My world fell apart in the emergency room. I was poked and prodded and test after test was performed on me, only to tell me what I already knew- my baby was gone. I turned to look at my husband, who was trying to be strong for me, and I knew he was holding back an ocean of tears. At that moment, I felt as though I’d failed him. He was so excited about this baby; we’d even discussed names. We had plans. Why was this happening? I revisited everything and tried to place blame on anything and everything I did. I sneezed incorrectly. Why did I sleep in that position? I shouldn’t have eaten out. What if I’d been drinking more water and less soda? I should’ve been getting rest instead of staying up late to watch that movie that I’ve seen a million times, but it’s just so funny. That was it. That damn movie made me laugh too hard. The mental berating was endless and I didn’t speak of it to anyone. Friends and family offered their support, love, and company and I shut everyone out. They didn’t know. I didn’t care if they’d had a similar experience; they didn’t know how I felt!
This October will mark 2 years since I lost my little peanut. I still have his (yes, I was convinced I was having a boy) ultrasound on my fridge in a frame I received from Toys R’ Us that reads, “Baby’s First Picture.” Who would’ve known it would also be his last? People might think I’m crazy, but I still make my husband Father’s Day cards, every year, with peanut’s picture on there with a message from heaven.

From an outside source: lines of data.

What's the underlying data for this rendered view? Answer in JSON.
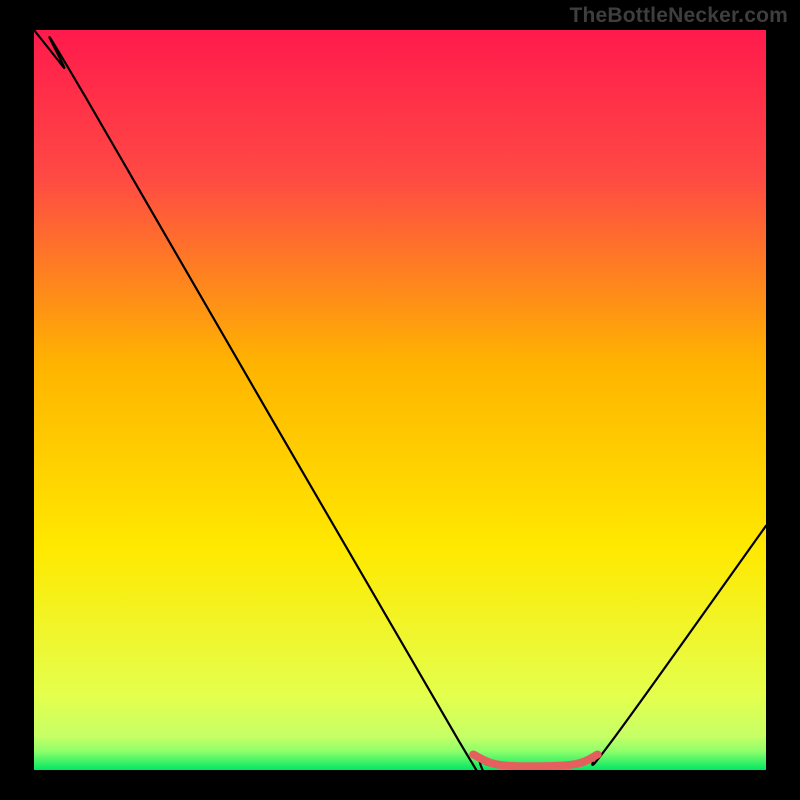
{
  "watermark": "TheBottleNecker.com",
  "chart_data": {
    "type": "line",
    "title": "",
    "xlabel": "",
    "ylabel": "",
    "xlim": [
      0,
      100
    ],
    "ylim": [
      0,
      100
    ],
    "gradient_stops": [
      {
        "offset": 0,
        "color": "#ff1a4c"
      },
      {
        "offset": 0.2,
        "color": "#ff4a44"
      },
      {
        "offset": 0.45,
        "color": "#ffb300"
      },
      {
        "offset": 0.7,
        "color": "#ffe900"
      },
      {
        "offset": 0.9,
        "color": "#e4ff4d"
      },
      {
        "offset": 0.955,
        "color": "#c6ff66"
      },
      {
        "offset": 0.975,
        "color": "#8cff6a"
      },
      {
        "offset": 1.0,
        "color": "#00e765"
      }
    ],
    "series": [
      {
        "name": "curve",
        "color": "#000000",
        "points": [
          {
            "x": 0,
            "y": 100
          },
          {
            "x": 4,
            "y": 95
          },
          {
            "x": 7,
            "y": 91
          },
          {
            "x": 58,
            "y": 4
          },
          {
            "x": 61,
            "y": 1.2
          },
          {
            "x": 64,
            "y": 0.5
          },
          {
            "x": 73,
            "y": 0.5
          },
          {
            "x": 76,
            "y": 1.2
          },
          {
            "x": 79,
            "y": 4
          },
          {
            "x": 100,
            "y": 33
          }
        ]
      },
      {
        "name": "highlight",
        "color": "#e4605f",
        "points": [
          {
            "x": 60,
            "y": 2.1
          },
          {
            "x": 63,
            "y": 0.8
          },
          {
            "x": 68,
            "y": 0.5
          },
          {
            "x": 74,
            "y": 0.8
          },
          {
            "x": 77,
            "y": 2.1
          }
        ]
      }
    ]
  }
}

We’ve continued to try and get pregnant to no avail. Maybe there are some infertility issues, or maybe I’m just getting up there in age and having babies is not in the cards for me. Either way, I know I will get through this, with the incredible support system I have. You can have that support system as well. I encourage you to reach out and let us be that shoulder to lean on. Remember that we are here for you. Check for our meeting times and come and let us help you get through this.